Since this 3:2 pulldown problem doesn't apply to PAL, the only problem to be solved is interline flicker. And here PAL's one significant video weakness in comparison to NTSC has perversely lent a helping hand. Because PAL runs at 50 hertz, compared to NTSC's 60 hertz, both full screen and line flicker are more obvious in the PAL system. So for more than a decade various TV makers have been prompted to deal with this by the introduction of 100 hertz TV sets.

Their early interest was in dealing with full screen flicker, so they adopted the system used in cinemas: display each image twice in the time allocated for one image. However, as we have seen, with an interlaced system each picture is merely half a frame. So what early 100 hertz sets did was display the first field twice in one fiftieth of a second, then the second field twice, then the first field of the next frame twice and so on.

This dealt very nicely with the problem of full screen flicker, but if anything enhanced the interline flicker! Not so much because of the display rate, but because of the greater sharpness of the screens these sets used.

So the current generation of sets use a page buffer memory which allows a different sequence. Uh?

This allows the TV to hold off displaying things for a fraction of a second. The first field of a frame comes in from the A/V input (or the TV's tuner) and instead of being displayed, is digitised and stuffed into the memory. Then the second field comes in and is also memorised. So now the TV can display the frame using a difference sequence of fields -- Field 1, Field 2, Field 1, Field 2 -- before moving onto the next frame.

Because of the higher display rate, full frame flicker is reduced. And because the fields are alternating at one hundredth of a second instead of one fiftieth, interline flicker becomes almost imperceptible.


So, as we have seen, progressive scan seems to offer little for PAL. Plus, a word of warning: some progressive scan devices actually reduce the quality of PAL. How? By taking a PAL signal and turning it into progressive scan NTSC. So you lose PAL's higher resolution and get in return progressive scan NTSC's subtle jerkiness. Hmmm. Not a good choice.

What I haven't addressed here is the use of progressive scan technology on video-sourced material (ie. material recorded with video cameras rather than film cameras). This, unlike with film sourced material, does indeed have the potential to improve picture quality. But since another two pages would be required to explain this properly, and video sourced material is a very small proportion of the total home theatre experience, we shall save this for another time.

© 2001-2006 by Stephen Dawson

* The Flashback Home Entertainment version of Meet John Doe is even worse than the LaserLight version. It is presented in PAL format, but it has obviously been converted from an NTSC video source, so it gets all the problems of NTSC video, plus those caused by resampling of frames running at 30 per second down to 25 per second.

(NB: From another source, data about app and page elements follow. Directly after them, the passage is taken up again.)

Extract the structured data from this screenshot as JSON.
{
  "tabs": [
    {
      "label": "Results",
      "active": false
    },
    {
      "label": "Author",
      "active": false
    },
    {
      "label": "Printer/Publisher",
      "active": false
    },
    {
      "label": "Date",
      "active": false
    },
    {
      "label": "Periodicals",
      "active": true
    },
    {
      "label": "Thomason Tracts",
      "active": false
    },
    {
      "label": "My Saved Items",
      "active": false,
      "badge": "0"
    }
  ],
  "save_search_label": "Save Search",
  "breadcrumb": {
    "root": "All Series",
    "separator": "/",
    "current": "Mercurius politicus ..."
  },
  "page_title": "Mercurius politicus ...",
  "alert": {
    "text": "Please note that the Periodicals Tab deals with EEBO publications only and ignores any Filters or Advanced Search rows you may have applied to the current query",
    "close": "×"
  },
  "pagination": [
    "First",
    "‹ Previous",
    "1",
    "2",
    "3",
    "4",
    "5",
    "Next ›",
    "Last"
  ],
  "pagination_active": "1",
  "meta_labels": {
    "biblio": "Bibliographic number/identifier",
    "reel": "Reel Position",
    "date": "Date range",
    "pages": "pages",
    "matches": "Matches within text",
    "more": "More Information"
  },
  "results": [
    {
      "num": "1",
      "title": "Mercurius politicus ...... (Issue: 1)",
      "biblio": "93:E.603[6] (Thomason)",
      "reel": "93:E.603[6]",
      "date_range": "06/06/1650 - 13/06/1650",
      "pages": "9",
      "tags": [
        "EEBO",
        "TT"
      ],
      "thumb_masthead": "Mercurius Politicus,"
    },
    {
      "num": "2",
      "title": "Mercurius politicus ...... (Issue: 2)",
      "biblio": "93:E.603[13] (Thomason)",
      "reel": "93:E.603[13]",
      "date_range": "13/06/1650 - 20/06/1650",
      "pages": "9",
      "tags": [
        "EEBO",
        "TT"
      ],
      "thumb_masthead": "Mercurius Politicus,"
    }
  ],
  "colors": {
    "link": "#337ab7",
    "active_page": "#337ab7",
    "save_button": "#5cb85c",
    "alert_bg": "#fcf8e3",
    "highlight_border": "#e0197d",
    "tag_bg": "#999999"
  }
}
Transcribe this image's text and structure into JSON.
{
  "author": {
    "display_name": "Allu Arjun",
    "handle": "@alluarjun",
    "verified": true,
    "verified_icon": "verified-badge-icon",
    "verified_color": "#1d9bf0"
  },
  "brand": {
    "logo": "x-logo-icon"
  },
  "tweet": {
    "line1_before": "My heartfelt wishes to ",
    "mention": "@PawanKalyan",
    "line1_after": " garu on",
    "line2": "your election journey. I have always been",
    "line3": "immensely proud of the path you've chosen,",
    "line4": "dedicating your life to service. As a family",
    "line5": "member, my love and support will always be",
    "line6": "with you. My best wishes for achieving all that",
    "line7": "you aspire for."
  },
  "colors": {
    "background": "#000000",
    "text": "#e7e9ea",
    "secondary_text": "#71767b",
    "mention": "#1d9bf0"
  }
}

UPDATE (12 August 2005): More experience with a range of devices does reveal that with some displays and some DVD players, setting the DVD player to progressive scan output provides somewhat more horizontal resolution. Why would this be?

My guess is that display devices filter the input on interlaced signals to eliminate possible artifacts, but do not apply this filtering to progressive scan signals. If you have a progressive scan DVD player and a suitable display device, experiment and see which works best for your system. However the point remains, the advantages provided by progressive scan in the PAL world are very much less than those in the NTSC world.

UPDATE (15 June 2006): But the last update is becoming increasingly irrelevant with the use of HDMI for delivering video from source to display. No analogue filtering ought to be applied in this case.